EXERCISE:
Find the word "JSON" in the records and copy every line where it occurs.

DATA EXCERPTS:

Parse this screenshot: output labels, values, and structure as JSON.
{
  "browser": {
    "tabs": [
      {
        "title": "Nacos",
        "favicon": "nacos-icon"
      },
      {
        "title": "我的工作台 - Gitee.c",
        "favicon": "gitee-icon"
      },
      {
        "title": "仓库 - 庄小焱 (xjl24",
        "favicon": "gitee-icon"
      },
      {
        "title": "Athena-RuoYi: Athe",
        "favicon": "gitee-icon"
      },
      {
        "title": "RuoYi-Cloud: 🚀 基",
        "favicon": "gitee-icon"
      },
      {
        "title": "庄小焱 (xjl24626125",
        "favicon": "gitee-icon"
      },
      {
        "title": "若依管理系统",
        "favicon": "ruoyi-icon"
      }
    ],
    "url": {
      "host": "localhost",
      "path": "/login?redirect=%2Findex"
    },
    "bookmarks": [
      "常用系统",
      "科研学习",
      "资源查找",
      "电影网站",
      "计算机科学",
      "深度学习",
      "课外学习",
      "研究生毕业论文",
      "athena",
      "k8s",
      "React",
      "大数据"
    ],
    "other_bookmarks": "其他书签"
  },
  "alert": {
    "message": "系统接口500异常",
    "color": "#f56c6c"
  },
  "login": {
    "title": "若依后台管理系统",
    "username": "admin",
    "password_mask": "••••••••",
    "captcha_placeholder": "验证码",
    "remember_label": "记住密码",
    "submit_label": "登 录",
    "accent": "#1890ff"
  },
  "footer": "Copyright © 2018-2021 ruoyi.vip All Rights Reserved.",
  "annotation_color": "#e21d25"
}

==

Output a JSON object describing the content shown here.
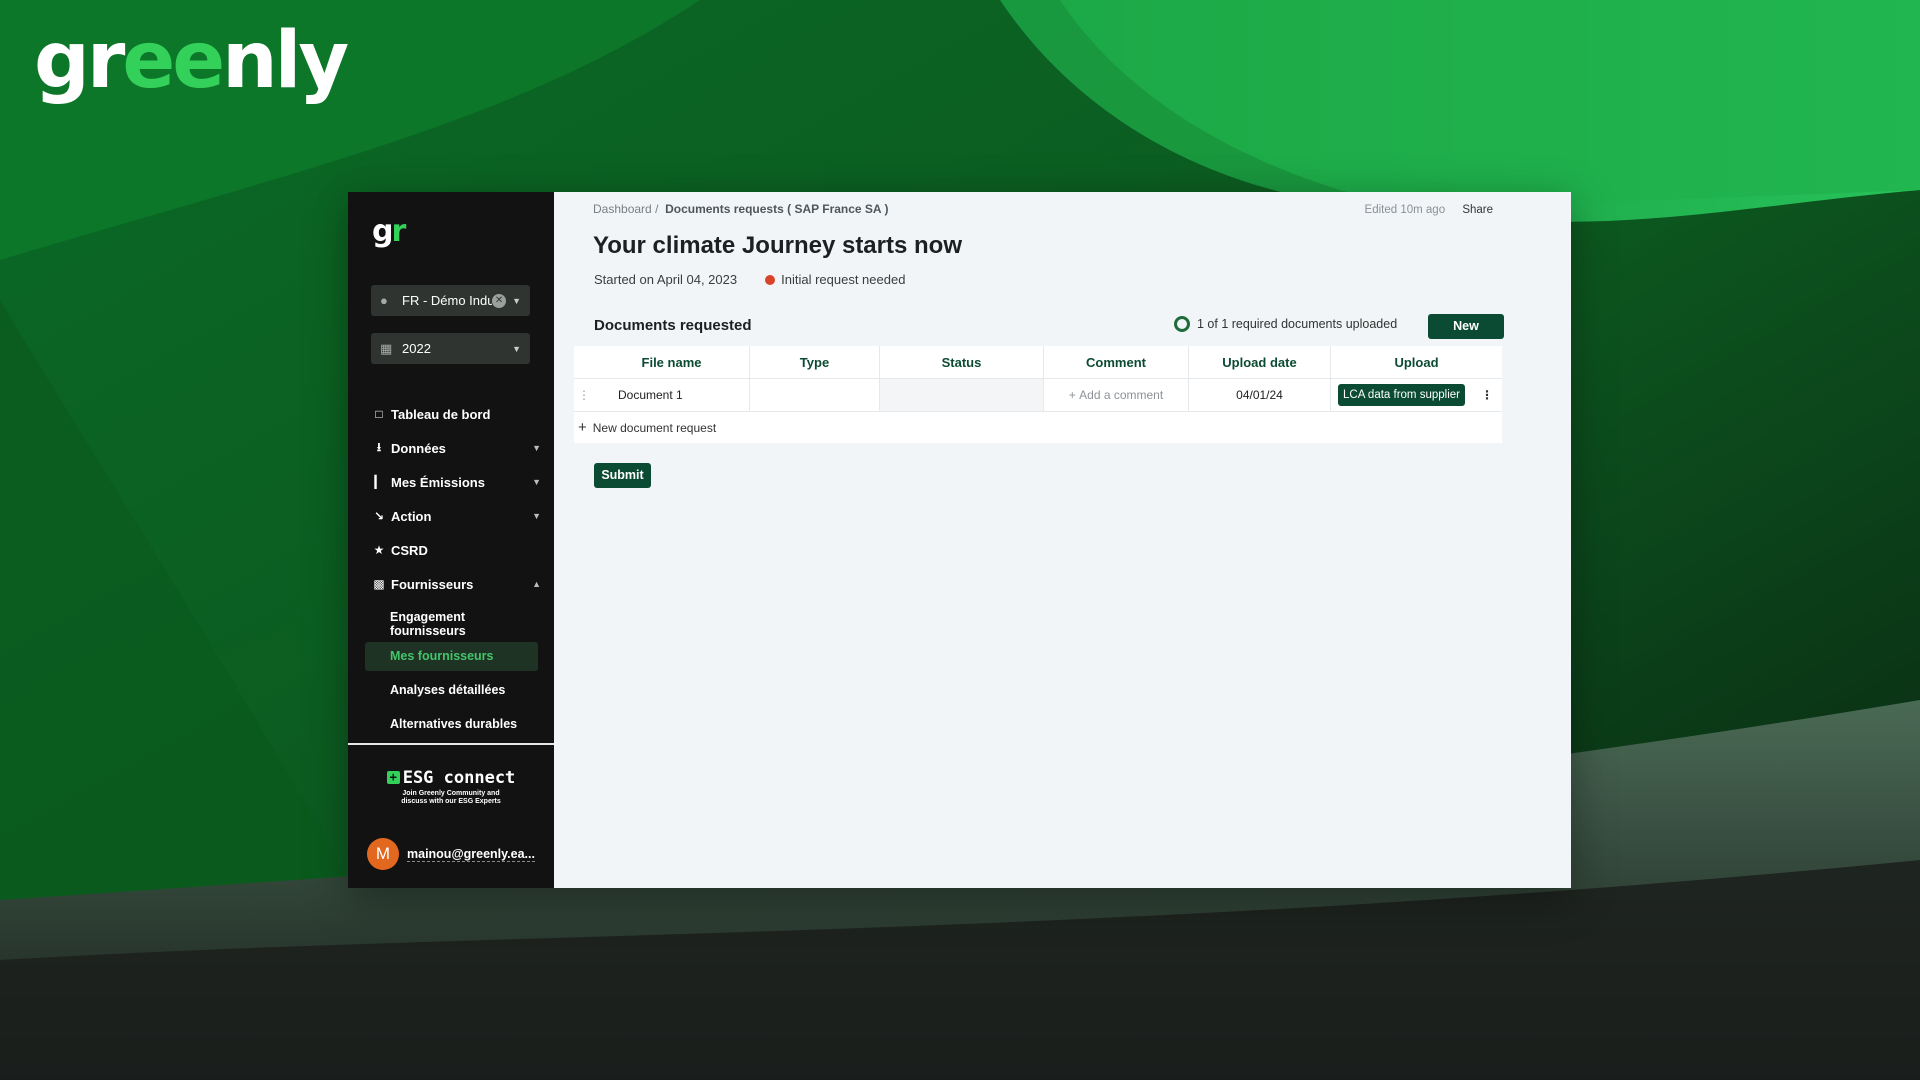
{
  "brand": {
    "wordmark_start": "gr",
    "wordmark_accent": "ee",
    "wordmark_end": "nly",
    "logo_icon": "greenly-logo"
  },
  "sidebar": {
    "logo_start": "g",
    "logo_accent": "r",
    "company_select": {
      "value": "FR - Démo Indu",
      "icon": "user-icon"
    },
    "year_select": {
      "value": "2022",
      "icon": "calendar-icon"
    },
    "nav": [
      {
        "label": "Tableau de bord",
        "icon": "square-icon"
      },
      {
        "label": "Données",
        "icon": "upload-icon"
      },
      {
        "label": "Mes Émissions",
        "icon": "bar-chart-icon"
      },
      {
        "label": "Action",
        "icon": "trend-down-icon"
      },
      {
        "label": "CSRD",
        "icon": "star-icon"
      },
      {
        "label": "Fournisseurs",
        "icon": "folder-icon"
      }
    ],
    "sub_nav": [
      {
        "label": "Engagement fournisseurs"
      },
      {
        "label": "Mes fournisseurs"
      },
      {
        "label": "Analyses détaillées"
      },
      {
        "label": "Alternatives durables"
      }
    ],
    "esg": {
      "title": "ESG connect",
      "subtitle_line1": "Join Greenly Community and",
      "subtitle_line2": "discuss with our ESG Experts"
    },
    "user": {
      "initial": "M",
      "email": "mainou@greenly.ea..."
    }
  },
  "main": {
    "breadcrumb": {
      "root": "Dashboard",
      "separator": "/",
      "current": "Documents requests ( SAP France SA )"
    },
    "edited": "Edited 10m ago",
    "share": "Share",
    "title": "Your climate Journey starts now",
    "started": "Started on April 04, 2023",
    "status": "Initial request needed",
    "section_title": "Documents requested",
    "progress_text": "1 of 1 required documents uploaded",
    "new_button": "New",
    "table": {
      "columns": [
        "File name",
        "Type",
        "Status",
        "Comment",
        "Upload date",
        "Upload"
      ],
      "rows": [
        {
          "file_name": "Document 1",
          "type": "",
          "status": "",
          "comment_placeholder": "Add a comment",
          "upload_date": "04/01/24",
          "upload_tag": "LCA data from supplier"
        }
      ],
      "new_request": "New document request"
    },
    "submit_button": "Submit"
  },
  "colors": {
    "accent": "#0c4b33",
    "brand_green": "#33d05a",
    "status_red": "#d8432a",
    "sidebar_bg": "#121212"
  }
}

TASK RESULT:
Parse this screenshot: output labels, values, and structure as JSON.
Output a JSON object describing the content shown here.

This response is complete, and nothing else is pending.